From: John Burger (email@example.com)
Date: Fri Jul 02 2010 - 09:46:46 CDT
Asmus distinguishes between two kinds of cases: The first is guessing
the charset incorrectly in a way that completely degrades the text,
e.g. 8859-1 vs. 8859-2. Second is a more subtle kind of mistakes, and
arguably much less objectionable, e.g., 8859-1 vs. 1252, or the "smart
I like this distinction, and would point out that we can probably
quantify this into a continuum, in the sense that most of the code
points in 8859-1 and 1252 are equivalent, while fewer are so in 8859-1
and 8859-2. (If we wished, we could refine this further by assigning
different penalties for showing the wrong glyph for an alphabetic
character than for punctuation.)
> If I were to design a charset-verifier, I would distinguish between
> these two cases. If something came tagged with a region-specific
> charset, I would honor that, unless I found strong evidence of the
> can't be right" nature. In some cases, to collect such evidence would
> require significant statistics. The rule here should be "do no harm",
> that is, destroying a document by incorrectly changing a true charset
> should receive a nuch higher penalty than failing to detect a broken
> charset. (That way, you don't penalize people who live by the
> rules :).
I have always thought that the "right way" to deal with determining
the correct charset of a document is to treat it as a statistical
classification problem. Given a collection of documents as training
data, we could extract features including the following:
- "suggested" charset, document type, and other information from
such as HTTP Content-Type, HTML <META> tags, email headers, etc.
- various statistical signatures from the text itself, e.g. ngrams
- top-level domain of the originating web site
- anything else we can think of
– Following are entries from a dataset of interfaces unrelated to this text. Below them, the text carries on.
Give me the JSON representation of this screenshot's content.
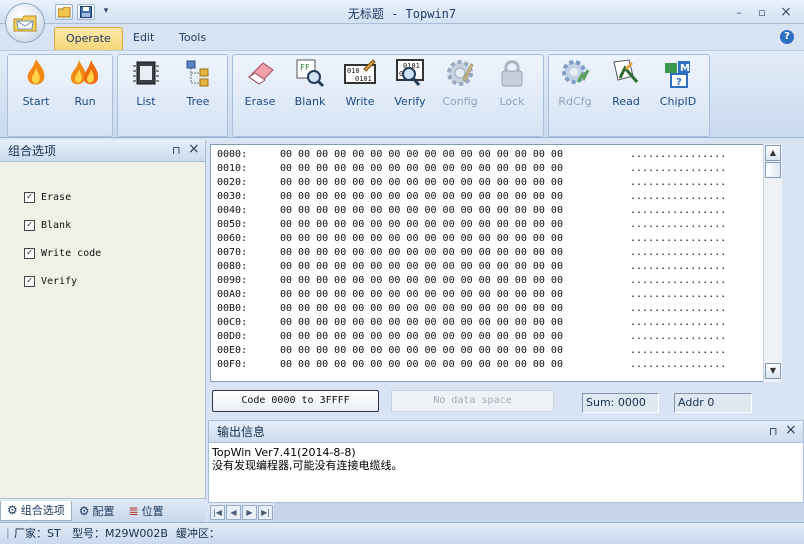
{
  "window": {
    "title": "无标题 - Topwin7",
    "minimize": "–",
    "maximize": "▫",
    "close": "×"
  },
  "tabs": [
    {
      "label": "Operate",
      "active": true
    },
    {
      "label": "Edit",
      "active": false
    },
    {
      "label": "Tools",
      "active": false
    }
  ],
  "help": "?",
  "ribbon": {
    "buttons": [
      {
        "label": "Start",
        "icon": "flame-icon"
      },
      {
        "label": "Run",
        "icon": "double-flame-icon"
      },
      {
        "label": "List",
        "icon": "chip-list-icon"
      },
      {
        "label": "Tree",
        "icon": "tree-icon"
      },
      {
        "label": "Erase",
        "icon": "eraser-icon"
      },
      {
        "label": "Blank",
        "icon": "blank-check-icon"
      },
      {
        "label": "Write",
        "icon": "write-binary-icon"
      },
      {
        "label": "Verify",
        "icon": "verify-binary-icon"
      },
      {
        "label": "Config",
        "icon": "gear-icon",
        "disabled": true
      },
      {
        "label": "Lock",
        "icon": "lock-icon",
        "disabled": true
      },
      {
        "label": "RdCfg",
        "icon": "read-config-icon",
        "disabled": true
      },
      {
        "label": "Read",
        "icon": "read-icon"
      },
      {
        "label": "ChipID",
        "icon": "chip-id-icon"
      }
    ]
  },
  "left_panel": {
    "title": "组合选项",
    "pin": "⊓",
    "close": "×",
    "options": [
      {
        "label": "Erase",
        "checked": true
      },
      {
        "label": "Blank",
        "checked": true
      },
      {
        "label": "Write code",
        "checked": true
      },
      {
        "label": "Verify",
        "checked": true
      }
    ],
    "bottom_tabs": [
      {
        "label": "组合选项",
        "icon": "combo-options-icon",
        "active": true
      },
      {
        "label": "配置",
        "icon": "gear-icon",
        "active": false
      },
      {
        "label": "位置",
        "icon": "position-icon",
        "active": false
      }
    ]
  },
  "hex": {
    "rows": [
      {
        "addr": "0000:",
        "bytes": "00 00 00 00 00 00 00 00 00 00 00 00 00 00 00 00",
        "ascii": "................"
      },
      {
        "addr": "0010:",
        "bytes": "00 00 00 00 00 00 00 00 00 00 00 00 00 00 00 00",
        "ascii": "................"
      },
      {
        "addr": "0020:",
        "bytes": "00 00 00 00 00 00 00 00 00 00 00 00 00 00 00 00",
        "ascii": "................"
      },
      {
        "addr": "0030:",
        "bytes": "00 00 00 00 00 00 00 00 00 00 00 00 00 00 00 00",
        "ascii": "................"
      },
      {
        "addr": "0040:",
        "bytes": "00 00 00 00 00 00 00 00 00 00 00 00 00 00 00 00",
        "ascii": "................"
      },
      {
        "addr": "0050:",
        "bytes": "00 00 00 00 00 00 00 00 00 00 00 00 00 00 00 00",
        "ascii": "................"
      },
      {
        "addr": "0060:",
        "bytes": "00 00 00 00 00 00 00 00 00 00 00 00 00 00 00 00",
        "ascii": "................"
      },
      {
        "addr": "0070:",
        "bytes": "00 00 00 00 00 00 00 00 00 00 00 00 00 00 00 00",
        "ascii": "................"
      },
      {
        "addr": "0080:",
        "bytes": "00 00 00 00 00 00 00 00 00 00 00 00 00 00 00 00",
        "ascii": "................"
      },
      {
        "addr": "0090:",
        "bytes": "00 00 00 00 00 00 00 00 00 00 00 00 00 00 00 00",
        "ascii": "................"
      },
      {
        "addr": "00A0:",
        "bytes": "00 00 00 00 00 00 00 00 00 00 00 00 00 00 00 00",
        "ascii": "................"
      },
      {
        "addr": "00B0:",
        "bytes": "00 00 00 00 00 00 00 00 00 00 00 00 00 00 00 00",
        "ascii": "................"
      },
      {
        "addr": "00C0:",
        "bytes": "00 00 00 00 00 00 00 00 00 00 00 00 00 00 00 00",
        "ascii": "................"
      },
      {
        "addr": "00D0:",
        "bytes": "00 00 00 00 00 00 00 00 00 00 00 00 00 00 00 00",
        "ascii": "................"
      },
      {
        "addr": "00E0:",
        "bytes": "00 00 00 00 00 00 00 00 00 00 00 00 00 00 00 00",
        "ascii": "................"
      },
      {
        "addr": "00F0:",
        "bytes": "00 00 00 00 00 00 00 00 00 00 00 00 00 00 00 00",
        "ascii": "................"
      }
    ]
  },
  "toolbar2": {
    "code_range": "Code 0000 to 3FFFF",
    "no_data": "No data space",
    "sum": "Sum: 0000",
    "addr": "Addr 0"
  },
  "output": {
    "title": "输出信息",
    "lines": [
      "TopWin Ver7.41(2014-8-8)",
      "没有发现编程器,可能没有连接电缆线。"
    ]
  },
  "status": {
    "vendor": "厂家：ST",
    "model": "型号：M29W002B",
    "buffer": "缓冲区："
  }
}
We can then apply one of many possible multi-class algorithms
developed by the machine learning community to this training set.
Such an algorithm would learn how to weight the different features so
as to tag the most documents correctly. (For some of these algorithms
we would have to tag each document in the training set with the "real"
charset, but there are also semi-supervised and unsupervised
algorithms that would discover the most consistent assignment, if we
were unable or unwilling to correctly tag everything in our dataset.)
I have always assumed that Google, or someone, must already be doing
this sort of thing (although perhaps not on Google Groups!).
Asmus' comments made me realize that the machine learning approach I
outline above can be taken even further: there are many classification
algorithms that can be trained with different penalties for different
kinds of mistakes. These penalties could be determined by hand, or
could come from quantifying the potential degradation as I describe
above. This provides a natural and principled way to require far more
evidence for overriding 8859-1 with 8859-2 than with 1252, for example.
- John D. Burger
This archive was generated by hypermail 2.1.5 : Fri Jul 02 2010 - 09:51:04 CDT